Mel Arizpe, far right, and Laura Carrizales had quite  summer. The real-life couple took the No. 1 and 2 spots in the solo competition at Voice of Pride and scored the inaugural group competition victory.

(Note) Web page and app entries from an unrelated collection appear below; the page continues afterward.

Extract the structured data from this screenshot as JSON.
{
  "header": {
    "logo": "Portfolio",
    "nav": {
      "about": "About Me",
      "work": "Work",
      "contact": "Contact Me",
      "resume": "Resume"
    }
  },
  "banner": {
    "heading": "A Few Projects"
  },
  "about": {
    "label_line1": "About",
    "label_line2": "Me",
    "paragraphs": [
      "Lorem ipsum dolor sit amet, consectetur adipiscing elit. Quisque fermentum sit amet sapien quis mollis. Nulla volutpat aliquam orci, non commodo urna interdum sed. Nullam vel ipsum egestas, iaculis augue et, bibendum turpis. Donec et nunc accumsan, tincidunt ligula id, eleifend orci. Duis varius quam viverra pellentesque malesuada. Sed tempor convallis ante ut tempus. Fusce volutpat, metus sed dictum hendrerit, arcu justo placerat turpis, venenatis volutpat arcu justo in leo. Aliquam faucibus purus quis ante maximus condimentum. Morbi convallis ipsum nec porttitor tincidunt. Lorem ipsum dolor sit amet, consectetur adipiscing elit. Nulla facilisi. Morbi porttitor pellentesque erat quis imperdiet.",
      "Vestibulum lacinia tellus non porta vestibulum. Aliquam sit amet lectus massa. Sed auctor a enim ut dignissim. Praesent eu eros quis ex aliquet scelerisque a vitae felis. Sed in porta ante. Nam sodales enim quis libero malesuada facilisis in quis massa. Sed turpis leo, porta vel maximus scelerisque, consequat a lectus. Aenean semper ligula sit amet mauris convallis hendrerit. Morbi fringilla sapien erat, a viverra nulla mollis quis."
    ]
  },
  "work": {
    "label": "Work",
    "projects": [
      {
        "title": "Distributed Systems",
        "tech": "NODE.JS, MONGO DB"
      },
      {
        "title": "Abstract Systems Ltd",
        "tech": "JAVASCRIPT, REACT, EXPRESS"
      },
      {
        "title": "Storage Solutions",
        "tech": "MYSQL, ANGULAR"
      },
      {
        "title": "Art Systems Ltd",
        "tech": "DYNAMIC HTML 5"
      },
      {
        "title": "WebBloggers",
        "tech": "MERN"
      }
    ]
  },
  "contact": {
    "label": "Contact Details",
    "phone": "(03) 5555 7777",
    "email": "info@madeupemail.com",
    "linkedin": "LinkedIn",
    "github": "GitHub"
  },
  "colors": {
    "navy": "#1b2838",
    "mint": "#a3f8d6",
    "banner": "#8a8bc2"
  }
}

As Mi Diva Loca, the duo won over the crowd with their second performance, a medley of pop hits which might have been risky. “Because it wasn’t a whole song, we wondered if the judges would see past that into our harmonies,” Carrizales says. “These were just songs we liked.” They also got to perform at Pride in Manchester, England.

If you missed ’em before, though, you can catch them (plus third place Juliana Jeffrey) riding in the parade Sunday, followed by a performance at the festival in Lee Park afterward.

This article appeared in the Dallas Voice print edition September 17, 2010.

—  Michael Stephens